Professor Richard Anderson, from the MRC Centre for Reproductive Health, presented his findings at the European Society of Human Reproduction and Embryology (ESHRE) in Geneva in July, 2017.
This analysis provides the first robust, population-based evidence of the effect of cancers and its treatment on subsequent pregnancy, across the full reproductive age range.
The research showed that all types of cancer have a detrimental effect on fertility, with cervical cancer, breast cancer and leukaemia causing the most significant reduction in pregnancy rates.
Cancer treatment also affects fertility, in varying degrees. Women diagnosed later within the study period (2005 and 2012) were associated with higher rates of pregnancy than those diagnosed earlier (1981 -1988) suggesting that modern oncology treatment is less damaging to fertility.
With rates of cancer survival increasing in both young male and females, fertility preservation ahead of treatment has an increasing role to play in fertility clinics. Professor Anderson described such services in all parts of the world, including the USA and Europe, as “very variable.”
Professor Anderson concluded that the results of this study would allow clinicians to advise girls and women more accurately about their future chance of pregnancy.
He said: “The major impact on pregnancy after some common cancers highlights the need for enhanced strategies to preserve fertility in girls and young women with a cancer diagnosis.
“The implications of the diagnosis and planned treatment and, where appropriate, options for fertility preservation should be discussed with the patient. Even for patients considered at low risk of infertility as a result of treatment, a fertility discussion is recommended before treatment begins.”

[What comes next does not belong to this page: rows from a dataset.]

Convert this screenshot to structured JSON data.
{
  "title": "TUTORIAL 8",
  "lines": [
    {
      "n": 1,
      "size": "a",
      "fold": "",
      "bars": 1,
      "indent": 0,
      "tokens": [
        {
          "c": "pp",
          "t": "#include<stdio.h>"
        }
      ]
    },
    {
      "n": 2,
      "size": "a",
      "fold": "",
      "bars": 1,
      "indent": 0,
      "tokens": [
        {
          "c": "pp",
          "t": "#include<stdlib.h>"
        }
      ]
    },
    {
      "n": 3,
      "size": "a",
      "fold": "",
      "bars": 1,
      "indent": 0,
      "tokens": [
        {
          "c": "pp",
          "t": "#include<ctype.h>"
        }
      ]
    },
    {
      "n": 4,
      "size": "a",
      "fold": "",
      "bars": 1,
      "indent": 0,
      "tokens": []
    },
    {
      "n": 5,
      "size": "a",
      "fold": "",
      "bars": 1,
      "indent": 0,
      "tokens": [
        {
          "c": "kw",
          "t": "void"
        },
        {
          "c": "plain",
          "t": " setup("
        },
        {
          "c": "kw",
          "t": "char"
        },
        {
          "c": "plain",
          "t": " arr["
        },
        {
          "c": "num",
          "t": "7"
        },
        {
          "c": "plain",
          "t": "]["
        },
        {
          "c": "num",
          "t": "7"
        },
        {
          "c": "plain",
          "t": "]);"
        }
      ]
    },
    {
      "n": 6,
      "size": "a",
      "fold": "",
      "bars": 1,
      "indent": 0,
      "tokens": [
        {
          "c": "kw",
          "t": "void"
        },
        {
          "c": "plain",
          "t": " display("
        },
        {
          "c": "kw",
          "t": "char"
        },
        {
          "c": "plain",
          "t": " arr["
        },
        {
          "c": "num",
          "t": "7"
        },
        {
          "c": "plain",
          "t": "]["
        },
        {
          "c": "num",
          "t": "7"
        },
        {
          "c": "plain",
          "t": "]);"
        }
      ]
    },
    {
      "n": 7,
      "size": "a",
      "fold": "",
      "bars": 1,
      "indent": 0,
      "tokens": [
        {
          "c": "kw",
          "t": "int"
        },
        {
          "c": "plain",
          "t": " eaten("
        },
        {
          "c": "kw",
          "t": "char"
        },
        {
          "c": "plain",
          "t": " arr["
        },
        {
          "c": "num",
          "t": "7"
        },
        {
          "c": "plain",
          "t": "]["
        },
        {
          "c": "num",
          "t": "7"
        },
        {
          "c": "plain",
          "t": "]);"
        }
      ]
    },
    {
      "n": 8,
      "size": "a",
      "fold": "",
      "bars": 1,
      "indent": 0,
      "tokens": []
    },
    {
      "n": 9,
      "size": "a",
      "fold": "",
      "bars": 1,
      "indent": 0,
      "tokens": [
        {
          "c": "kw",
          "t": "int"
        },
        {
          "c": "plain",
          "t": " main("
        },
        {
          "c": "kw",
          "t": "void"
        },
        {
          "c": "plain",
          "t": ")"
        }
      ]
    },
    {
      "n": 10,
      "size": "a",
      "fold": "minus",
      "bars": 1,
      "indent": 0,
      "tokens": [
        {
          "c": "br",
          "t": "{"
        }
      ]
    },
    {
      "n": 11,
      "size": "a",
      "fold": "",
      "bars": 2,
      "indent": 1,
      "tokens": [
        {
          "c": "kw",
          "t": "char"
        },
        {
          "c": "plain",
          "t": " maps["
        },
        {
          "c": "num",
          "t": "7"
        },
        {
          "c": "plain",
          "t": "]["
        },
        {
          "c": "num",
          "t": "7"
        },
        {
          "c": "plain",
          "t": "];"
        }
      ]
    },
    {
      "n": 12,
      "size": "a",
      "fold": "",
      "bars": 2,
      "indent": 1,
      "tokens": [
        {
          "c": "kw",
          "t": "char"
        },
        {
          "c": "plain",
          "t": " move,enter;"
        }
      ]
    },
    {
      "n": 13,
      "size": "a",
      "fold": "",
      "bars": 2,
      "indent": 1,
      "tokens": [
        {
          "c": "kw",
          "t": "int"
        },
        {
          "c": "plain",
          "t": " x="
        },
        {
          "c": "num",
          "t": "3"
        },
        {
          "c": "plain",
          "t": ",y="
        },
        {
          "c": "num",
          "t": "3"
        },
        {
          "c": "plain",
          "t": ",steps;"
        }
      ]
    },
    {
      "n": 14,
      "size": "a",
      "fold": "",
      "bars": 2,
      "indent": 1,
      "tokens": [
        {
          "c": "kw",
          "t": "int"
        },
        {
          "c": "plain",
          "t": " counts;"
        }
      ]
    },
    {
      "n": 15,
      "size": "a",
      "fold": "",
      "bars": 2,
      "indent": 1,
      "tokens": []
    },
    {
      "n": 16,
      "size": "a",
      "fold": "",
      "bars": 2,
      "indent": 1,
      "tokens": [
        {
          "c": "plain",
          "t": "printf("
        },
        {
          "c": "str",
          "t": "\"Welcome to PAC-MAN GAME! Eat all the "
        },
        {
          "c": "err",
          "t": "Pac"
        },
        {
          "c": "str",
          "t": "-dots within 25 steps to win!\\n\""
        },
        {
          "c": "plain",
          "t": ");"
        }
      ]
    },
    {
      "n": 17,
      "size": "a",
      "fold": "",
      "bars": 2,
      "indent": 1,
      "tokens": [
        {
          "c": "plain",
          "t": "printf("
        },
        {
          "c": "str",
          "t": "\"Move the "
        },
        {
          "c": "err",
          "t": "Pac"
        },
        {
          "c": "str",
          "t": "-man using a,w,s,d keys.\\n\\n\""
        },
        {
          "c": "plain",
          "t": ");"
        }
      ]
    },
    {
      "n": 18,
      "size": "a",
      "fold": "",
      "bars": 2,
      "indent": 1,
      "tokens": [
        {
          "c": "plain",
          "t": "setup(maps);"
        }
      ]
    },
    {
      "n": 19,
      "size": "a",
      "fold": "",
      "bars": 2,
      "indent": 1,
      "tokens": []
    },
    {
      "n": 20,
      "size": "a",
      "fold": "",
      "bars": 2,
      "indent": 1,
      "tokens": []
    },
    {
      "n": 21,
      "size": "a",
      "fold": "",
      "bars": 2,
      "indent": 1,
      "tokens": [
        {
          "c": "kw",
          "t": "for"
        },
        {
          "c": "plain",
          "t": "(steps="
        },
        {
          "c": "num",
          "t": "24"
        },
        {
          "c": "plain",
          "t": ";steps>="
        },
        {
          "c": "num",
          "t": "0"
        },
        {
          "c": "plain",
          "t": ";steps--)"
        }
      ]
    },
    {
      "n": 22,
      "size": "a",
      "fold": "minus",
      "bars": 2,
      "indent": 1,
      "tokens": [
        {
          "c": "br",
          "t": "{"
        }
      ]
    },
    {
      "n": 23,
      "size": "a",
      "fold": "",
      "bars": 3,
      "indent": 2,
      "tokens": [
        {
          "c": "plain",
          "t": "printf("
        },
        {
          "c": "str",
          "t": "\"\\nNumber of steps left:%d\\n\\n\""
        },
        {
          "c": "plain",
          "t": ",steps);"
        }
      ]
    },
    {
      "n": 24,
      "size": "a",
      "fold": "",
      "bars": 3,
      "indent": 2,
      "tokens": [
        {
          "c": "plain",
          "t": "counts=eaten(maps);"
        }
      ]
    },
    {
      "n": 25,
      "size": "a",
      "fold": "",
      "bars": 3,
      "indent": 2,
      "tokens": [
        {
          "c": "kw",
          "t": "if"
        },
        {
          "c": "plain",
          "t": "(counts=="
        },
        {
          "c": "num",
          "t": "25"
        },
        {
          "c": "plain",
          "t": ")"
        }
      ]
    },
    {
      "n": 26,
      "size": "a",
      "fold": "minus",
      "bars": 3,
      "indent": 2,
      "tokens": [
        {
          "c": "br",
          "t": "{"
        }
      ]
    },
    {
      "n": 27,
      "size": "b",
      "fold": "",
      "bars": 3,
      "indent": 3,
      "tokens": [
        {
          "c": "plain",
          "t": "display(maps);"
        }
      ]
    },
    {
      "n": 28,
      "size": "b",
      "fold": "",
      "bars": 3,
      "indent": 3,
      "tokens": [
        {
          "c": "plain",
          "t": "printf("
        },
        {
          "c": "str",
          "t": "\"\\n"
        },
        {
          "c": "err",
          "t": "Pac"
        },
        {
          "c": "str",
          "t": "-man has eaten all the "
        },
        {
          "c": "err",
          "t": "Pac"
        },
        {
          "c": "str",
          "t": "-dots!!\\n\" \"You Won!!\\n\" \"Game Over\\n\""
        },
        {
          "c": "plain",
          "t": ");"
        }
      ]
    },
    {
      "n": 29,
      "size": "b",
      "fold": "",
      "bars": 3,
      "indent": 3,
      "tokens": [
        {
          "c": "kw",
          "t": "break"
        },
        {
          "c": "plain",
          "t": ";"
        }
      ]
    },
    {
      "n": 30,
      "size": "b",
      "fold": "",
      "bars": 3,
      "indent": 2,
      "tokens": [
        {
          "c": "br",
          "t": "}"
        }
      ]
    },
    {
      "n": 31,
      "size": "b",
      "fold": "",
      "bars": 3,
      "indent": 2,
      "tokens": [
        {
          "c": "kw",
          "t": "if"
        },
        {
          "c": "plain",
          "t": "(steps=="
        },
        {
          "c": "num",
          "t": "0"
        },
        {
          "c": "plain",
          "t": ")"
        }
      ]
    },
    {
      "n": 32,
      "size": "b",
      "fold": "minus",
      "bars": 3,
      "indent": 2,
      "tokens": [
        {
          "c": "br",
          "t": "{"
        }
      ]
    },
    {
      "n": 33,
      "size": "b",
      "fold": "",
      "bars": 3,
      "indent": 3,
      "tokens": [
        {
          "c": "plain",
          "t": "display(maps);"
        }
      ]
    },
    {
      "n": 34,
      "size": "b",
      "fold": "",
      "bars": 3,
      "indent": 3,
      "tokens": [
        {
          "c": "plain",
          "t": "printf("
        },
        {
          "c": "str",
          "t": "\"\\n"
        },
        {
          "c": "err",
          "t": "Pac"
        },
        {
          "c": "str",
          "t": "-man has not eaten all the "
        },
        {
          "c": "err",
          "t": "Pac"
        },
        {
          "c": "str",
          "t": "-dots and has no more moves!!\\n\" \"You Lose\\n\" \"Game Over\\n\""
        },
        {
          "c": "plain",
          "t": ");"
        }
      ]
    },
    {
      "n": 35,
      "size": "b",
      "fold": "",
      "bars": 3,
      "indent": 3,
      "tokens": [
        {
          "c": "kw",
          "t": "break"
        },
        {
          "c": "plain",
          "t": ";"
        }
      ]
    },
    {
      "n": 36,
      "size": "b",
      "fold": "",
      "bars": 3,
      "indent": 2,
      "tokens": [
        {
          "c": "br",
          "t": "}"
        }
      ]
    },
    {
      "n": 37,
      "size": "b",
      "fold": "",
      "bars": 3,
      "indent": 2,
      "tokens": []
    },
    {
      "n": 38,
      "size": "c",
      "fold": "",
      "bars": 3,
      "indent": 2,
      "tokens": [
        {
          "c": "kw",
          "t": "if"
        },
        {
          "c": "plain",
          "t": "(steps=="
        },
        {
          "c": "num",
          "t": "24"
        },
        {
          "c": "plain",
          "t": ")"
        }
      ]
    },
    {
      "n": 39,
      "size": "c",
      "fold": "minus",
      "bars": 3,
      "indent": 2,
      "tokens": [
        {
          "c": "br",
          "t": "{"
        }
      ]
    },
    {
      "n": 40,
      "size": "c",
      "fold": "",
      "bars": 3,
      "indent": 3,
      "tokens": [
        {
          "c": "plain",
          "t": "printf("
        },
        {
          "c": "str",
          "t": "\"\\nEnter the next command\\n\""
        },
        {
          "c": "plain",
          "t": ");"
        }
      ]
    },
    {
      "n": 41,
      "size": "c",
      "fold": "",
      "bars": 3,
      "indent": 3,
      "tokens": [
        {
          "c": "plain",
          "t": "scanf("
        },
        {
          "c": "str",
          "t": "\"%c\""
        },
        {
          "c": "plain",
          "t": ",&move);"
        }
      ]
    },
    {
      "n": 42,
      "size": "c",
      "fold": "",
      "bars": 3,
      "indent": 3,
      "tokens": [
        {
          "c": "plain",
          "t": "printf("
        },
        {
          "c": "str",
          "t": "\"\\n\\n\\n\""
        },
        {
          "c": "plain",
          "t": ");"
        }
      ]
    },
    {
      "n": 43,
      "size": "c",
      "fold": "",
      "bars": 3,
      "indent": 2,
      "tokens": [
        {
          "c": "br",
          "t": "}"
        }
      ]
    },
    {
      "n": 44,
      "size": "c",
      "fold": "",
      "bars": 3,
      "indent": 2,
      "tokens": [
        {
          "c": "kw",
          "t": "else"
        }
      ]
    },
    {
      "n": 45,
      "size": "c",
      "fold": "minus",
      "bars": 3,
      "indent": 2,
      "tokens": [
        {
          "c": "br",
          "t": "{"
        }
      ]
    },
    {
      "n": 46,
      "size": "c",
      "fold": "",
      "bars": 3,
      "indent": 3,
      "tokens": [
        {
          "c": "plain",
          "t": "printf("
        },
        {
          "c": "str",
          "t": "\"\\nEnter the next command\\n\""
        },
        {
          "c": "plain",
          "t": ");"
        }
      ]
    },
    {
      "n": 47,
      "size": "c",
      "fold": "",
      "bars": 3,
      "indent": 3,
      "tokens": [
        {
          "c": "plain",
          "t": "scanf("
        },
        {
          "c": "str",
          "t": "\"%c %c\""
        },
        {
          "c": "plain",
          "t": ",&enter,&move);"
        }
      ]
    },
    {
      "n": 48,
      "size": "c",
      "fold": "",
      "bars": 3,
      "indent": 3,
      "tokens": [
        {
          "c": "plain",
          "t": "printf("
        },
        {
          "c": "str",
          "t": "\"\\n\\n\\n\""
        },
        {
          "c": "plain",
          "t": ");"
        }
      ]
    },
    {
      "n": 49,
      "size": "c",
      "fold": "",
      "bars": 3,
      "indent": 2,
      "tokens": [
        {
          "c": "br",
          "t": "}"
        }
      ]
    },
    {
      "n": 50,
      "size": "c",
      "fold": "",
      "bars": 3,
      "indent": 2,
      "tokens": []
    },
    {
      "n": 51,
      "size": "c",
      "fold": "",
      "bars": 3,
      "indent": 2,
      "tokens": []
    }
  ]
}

This research generated national and regional press coverage, including The Scotsman, The Daily Express, The Guardian, The Herald, The Sun, The Courier.